*** Opening of Record set ***
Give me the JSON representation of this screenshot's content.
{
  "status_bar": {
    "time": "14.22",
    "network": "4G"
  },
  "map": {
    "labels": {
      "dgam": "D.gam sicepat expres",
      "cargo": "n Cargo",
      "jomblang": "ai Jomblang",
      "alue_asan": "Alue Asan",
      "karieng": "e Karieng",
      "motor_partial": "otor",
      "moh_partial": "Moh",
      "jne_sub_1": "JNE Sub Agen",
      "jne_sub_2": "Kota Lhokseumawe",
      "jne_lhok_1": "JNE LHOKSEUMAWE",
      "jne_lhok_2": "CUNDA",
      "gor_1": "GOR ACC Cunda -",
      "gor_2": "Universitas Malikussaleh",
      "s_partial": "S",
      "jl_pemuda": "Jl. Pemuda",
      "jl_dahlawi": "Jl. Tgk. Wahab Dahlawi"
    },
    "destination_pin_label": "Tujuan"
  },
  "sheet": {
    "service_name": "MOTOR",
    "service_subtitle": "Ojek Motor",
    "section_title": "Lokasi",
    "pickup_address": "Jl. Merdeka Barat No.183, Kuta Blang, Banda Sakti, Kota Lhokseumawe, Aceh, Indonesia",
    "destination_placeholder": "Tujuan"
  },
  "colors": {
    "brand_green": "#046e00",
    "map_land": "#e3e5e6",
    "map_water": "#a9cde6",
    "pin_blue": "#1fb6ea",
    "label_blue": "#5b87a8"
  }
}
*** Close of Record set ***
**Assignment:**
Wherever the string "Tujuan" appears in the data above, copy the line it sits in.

**The completed task:**
    "destination_pin_label": "Tujuan"
    "destination_placeholder": "Tujuan"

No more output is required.